• [TASK TO CARRY OUT] From the first line to the last, output the entries exactly.

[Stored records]

..............................

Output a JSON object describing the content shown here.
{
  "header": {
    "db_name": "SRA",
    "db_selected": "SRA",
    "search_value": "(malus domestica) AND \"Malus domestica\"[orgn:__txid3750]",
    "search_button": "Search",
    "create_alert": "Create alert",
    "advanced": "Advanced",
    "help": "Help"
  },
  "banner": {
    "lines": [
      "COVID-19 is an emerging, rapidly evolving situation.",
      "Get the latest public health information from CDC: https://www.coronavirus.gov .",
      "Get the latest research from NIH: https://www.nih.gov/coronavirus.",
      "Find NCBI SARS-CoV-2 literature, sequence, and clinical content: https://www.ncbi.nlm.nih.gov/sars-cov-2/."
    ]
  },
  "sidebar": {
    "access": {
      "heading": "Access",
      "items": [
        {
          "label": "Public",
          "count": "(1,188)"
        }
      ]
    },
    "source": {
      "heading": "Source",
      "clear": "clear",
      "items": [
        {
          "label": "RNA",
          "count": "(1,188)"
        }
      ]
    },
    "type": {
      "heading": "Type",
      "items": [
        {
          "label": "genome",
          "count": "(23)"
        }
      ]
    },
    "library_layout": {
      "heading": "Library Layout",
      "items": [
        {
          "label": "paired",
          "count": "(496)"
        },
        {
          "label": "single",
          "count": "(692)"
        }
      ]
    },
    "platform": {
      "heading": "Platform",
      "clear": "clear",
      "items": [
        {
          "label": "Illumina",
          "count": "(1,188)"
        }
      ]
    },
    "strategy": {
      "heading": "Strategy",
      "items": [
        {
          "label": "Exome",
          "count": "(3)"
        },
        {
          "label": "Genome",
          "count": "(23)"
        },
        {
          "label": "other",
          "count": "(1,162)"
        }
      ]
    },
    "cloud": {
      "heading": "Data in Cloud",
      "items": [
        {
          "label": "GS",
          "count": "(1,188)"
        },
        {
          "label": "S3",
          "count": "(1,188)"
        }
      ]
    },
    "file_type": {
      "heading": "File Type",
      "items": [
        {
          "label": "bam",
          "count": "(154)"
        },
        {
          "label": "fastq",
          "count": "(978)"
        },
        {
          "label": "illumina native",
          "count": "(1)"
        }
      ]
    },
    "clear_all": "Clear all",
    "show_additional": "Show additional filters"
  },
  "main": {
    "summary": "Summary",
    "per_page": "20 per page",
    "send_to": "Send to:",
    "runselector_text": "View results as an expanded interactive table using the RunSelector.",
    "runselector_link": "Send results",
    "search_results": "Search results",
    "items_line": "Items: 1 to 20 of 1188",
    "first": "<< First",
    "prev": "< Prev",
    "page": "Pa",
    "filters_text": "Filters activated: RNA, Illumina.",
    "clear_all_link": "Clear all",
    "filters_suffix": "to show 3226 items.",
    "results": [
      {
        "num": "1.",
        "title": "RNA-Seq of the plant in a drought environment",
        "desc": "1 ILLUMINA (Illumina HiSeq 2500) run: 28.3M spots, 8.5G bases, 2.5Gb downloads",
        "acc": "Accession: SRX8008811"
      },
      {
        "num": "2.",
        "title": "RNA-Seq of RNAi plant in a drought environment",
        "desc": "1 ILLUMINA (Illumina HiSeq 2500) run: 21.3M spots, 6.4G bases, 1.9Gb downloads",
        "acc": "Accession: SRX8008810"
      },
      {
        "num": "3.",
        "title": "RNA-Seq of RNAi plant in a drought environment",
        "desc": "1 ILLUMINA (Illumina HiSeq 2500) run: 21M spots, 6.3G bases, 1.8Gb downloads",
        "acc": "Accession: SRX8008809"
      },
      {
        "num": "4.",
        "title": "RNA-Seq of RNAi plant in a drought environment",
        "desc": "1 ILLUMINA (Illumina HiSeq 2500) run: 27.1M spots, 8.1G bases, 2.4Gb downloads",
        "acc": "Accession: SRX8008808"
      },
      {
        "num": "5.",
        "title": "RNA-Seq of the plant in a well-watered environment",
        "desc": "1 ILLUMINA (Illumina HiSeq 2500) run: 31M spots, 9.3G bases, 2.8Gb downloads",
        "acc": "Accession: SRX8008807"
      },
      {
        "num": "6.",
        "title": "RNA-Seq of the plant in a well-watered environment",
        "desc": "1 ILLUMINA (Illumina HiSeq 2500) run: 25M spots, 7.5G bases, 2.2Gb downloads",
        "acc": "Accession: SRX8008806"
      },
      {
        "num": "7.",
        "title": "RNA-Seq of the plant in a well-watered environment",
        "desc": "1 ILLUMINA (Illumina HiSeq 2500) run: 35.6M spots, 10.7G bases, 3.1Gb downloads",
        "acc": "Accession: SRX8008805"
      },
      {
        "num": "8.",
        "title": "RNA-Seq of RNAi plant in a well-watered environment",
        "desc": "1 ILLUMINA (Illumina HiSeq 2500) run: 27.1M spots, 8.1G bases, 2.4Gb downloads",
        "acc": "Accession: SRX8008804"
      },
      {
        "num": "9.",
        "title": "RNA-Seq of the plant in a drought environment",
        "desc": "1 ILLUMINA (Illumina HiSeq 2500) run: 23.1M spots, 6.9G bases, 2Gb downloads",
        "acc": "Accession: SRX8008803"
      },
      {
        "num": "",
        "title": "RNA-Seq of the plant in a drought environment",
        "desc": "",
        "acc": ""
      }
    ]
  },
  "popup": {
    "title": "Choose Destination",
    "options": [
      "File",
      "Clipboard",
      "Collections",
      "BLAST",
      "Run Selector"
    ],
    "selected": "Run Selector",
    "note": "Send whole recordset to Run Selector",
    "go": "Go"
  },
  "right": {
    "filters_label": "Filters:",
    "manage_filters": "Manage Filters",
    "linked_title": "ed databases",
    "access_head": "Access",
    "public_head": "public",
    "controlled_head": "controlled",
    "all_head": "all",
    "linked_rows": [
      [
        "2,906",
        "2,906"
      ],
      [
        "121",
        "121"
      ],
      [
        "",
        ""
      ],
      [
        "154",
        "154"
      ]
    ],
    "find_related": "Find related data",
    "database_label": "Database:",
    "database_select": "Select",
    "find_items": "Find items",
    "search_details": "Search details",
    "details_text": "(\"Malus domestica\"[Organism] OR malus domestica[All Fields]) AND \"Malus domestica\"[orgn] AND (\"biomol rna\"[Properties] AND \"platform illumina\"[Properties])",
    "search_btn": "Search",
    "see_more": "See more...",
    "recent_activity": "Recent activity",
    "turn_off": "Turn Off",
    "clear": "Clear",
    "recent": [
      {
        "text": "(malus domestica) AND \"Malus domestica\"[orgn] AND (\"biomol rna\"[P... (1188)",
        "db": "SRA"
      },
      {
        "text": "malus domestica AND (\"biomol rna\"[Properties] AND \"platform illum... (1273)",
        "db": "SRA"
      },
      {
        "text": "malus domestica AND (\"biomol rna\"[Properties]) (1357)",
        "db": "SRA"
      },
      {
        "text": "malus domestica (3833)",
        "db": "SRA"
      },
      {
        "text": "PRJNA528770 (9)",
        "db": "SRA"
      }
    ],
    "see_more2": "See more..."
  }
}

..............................

• [RESULT OF THE TASK]
Output a JSON object describing the content shown here.
{
  "header": {
    "db_name": "SRA",
    "db_selected": "SRA",
    "search_value": "(malus domestica) AND \"Malus domestica\"[orgn:__txid3750]",
    "search_button": "Search",
    "create_alert": "Create alert",
    "advanced": "Advanced",
    "help": "Help"
  },
  "banner": {
    "lines": [
      "COVID-19 is an emerging, rapidly evolving situation.",
      "Get the latest public health information from CDC: https://www.coronavirus.gov .",
      "Get the latest research from NIH: https://www.nih.gov/coronavirus.",
      "Find NCBI SARS-CoV-2 literature, sequence, and clinical content: https://www.ncbi.nlm.nih.gov/sars-cov-2/."
    ]
  },
  "sidebar": {
    "access": {
      "heading": "Access",
      "items": [
        {
          "label": "Public",
          "count": "(1,188)"
        }
      ]
    },
    "source": {
      "heading": "Source",
      "clear": "clear",
      "items": [
        {
          "label": "RNA",
          "count": "(1,188)"
        }
      ]
    },
    "type": {
      "heading": "Type",
      "items": [
        {
          "label": "genome",
          "count": "(23)"
        }
      ]
    },
    "library_layout": {
      "heading": "Library Layout",
      "items": [
        {
          "label": "paired",
          "count": "(496)"
        },
        {
          "label": "single",
          "count": "(692)"
        }
      ]
    },
    "platform": {
      "heading": "Platform",
      "clear": "clear",
      "items": [
        {
          "label": "Illumina",
          "count": "(1,188)"
        }
      ]
    },
    "strategy": {
      "heading": "Strategy",
      "items": [
        {
          "label": "Exome",
          "count": "(3)"
        },
        {
          "label": "Genome",
          "count": "(23)"
        },
        {
          "label": "other",
          "count": "(1,162)"
        }
      ]
    },
    "cloud": {
      "heading": "Data in Cloud",
      "items": [
        {
          "label": "GS",
          "count": "(1,188)"
        },
        {
          "label": "S3",
          "count": "(1,188)"
        }
      ]
    },
    "file_type": {
      "heading": "File Type",
      "items": [
        {
          "label": "bam",
          "count": "(154)"
        },
        {
          "label": "fastq",
          "count": "(978)"
        },
        {
          "label": "illumina native",
          "count": "(1)"
        }
      ]
    },
    "clear_all": "Clear all",
    "show_additional": "Show additional filters"
  },
  "main": {
    "summary": "Summary",
    "per_page": "20 per page",
    "send_to": "Send to:",
    "runselector_text": "View results as an expanded interactive table using the RunSelector.",
    "runselector_link": "Send results",
    "search_results": "Search results",
    "items_line": "Items: 1 to 20 of 1188",
    "first": "<< First",
    "prev": "< Prev",
    "page": "Pa",
    "filters_text": "Filters activated: RNA, Illumina.",
    "clear_all_link": "Clear all",
    "filters_suffix": "to show 3226 items.",
    "results": [
      {
        "num": "1.",
        "title": "RNA-Seq of the plant in a drought environment",
        "desc": "1 ILLUMINA (Illumina HiSeq 2500) run: 28.3M spots, 8.5G bases, 2.5Gb downloads",
        "acc": "Accession: SRX8008811"
      },
      {
        "num": "2.",
        "title": "RNA-Seq of RNAi plant in a drought environment",
        "desc": "1 ILLUMINA (Illumina HiSeq 2500) run: 21.3M spots, 6.4G bases, 1.9Gb downloads",
        "acc": "Accession: SRX8008810"
      },
      {
        "num": "3.",
        "title": "RNA-Seq of RNAi plant in a drought environment",
        "desc": "1 ILLUMINA (Illumina HiSeq 2500) run: 21M spots, 6.3G bases, 1.8Gb downloads",
        "acc": "Accession: SRX8008809"
      },
      {
        "num": "4.",
        "title": "RNA-Seq of RNAi plant in a drought environment",
        "desc": "1 ILLUMINA (Illumina HiSeq 2500) run: 27.1M spots, 8.1G bases, 2.4Gb downloads",
        "acc": "Accession: SRX8008808"
      },
      {
        "num": "5.",
        "title": "RNA-Seq of the plant in a well-watered environment",
        "desc": "1 ILLUMINA (Illumina HiSeq 2500) run: 31M spots, 9.3G bases, 2.8Gb downloads",
        "acc": "Accession: SRX8008807"
      },
      {
        "num": "6.",
        "title": "RNA-Seq of the plant in a well-watered environment",
        "desc": "1 ILLUMINA (Illumina HiSeq 2500) run: 25M spots, 7.5G bases, 2.2Gb downloads",
        "acc": "Accession: SRX8008806"
      },
      {
        "num": "7.",
        "title": "RNA-Seq of the plant in a well-watered environment",
        "desc": "1 ILLUMINA (Illumina HiSeq 2500) run: 35.6M spots, 10.7G bases, 3.1Gb downloads",
        "acc": "Accession: SRX8008805"
      },
      {
        "num": "8.",
        "title": "RNA-Seq of RNAi plant in a well-watered environment",
        "desc": "1 ILLUMINA (Illumina HiSeq 2500) run: 27.1M spots, 8.1G bases, 2.4Gb downloads",
        "acc": "Accession: SRX8008804"
      },
      {
        "num": "9.",
        "title": "RNA-Seq of the plant in a drought environment",
        "desc": "1 ILLUMINA (Illumina HiSeq 2500) run: 23.1M spots, 6.9G bases, 2Gb downloads",
        "acc": "Accession: SRX8008803"
      },
      {
        "num": "",
        "title": "RNA-Seq of the plant in a drought environment",
        "desc": "",
        "acc": ""
      }
    ]
  },
  "popup": {
    "title": "Choose Destination",
    "options": [
      "File",
      "Clipboard",
      "Collections",
      "BLAST",
      "Run Selector"
    ],
    "selected": "Run Selector",
    "note": "Send whole recordset to Run Selector",
    "go": "Go"
  },
  "right": {
    "filters_label": "Filters:",
    "manage_filters": "Manage Filters",
    "linked_title": "ed databases",
    "access_head": "Access",
    "public_head": "public",
    "controlled_head": "controlled",
    "all_head": "all",
    "linked_rows": [
      [
        "2,906",
        "2,906"
      ],
      [
        "121",
        "121"
      ],
      [
        "",
        ""
      ],
      [
        "154",
        "154"
      ]
    ],
    "find_related": "Find related data",
    "database_label": "Database:",
    "database_select": "Select",
    "find_items": "Find items",
    "search_details": "Search details",
    "details_text": "(\"Malus domestica\"[Organism] OR malus domestica[All Fields]) AND \"Malus domestica\"[orgn] AND (\"biomol rna\"[Properties] AND \"platform illumina\"[Properties])",
    "search_btn": "Search",
    "see_more": "See more...",
    "recent_activity": "Recent activity",
    "turn_off": "Turn Off",
    "clear": "Clear",
    "recent": [
      {
        "text": "(malus domestica) AND \"Malus domestica\"[orgn] AND (\"biomol rna\"[P... (1188)",
        "db": "SRA"
      },
      {
        "text": "malus domestica AND (\"biomol rna\"[Properties] AND \"platform illum... (1273)",
        "db": "SRA"
      },
      {
        "text": "malus domestica AND (\"biomol rna\"[Properties]) (1357)",
        "db": "SRA"
      },
      {
        "text": "malus domestica (3833)",
        "db": "SRA"
      },
      {
        "text": "PRJNA528770 (9)",
        "db": "SRA"
      }
    ],
    "see_more2": "See more..."
  }
}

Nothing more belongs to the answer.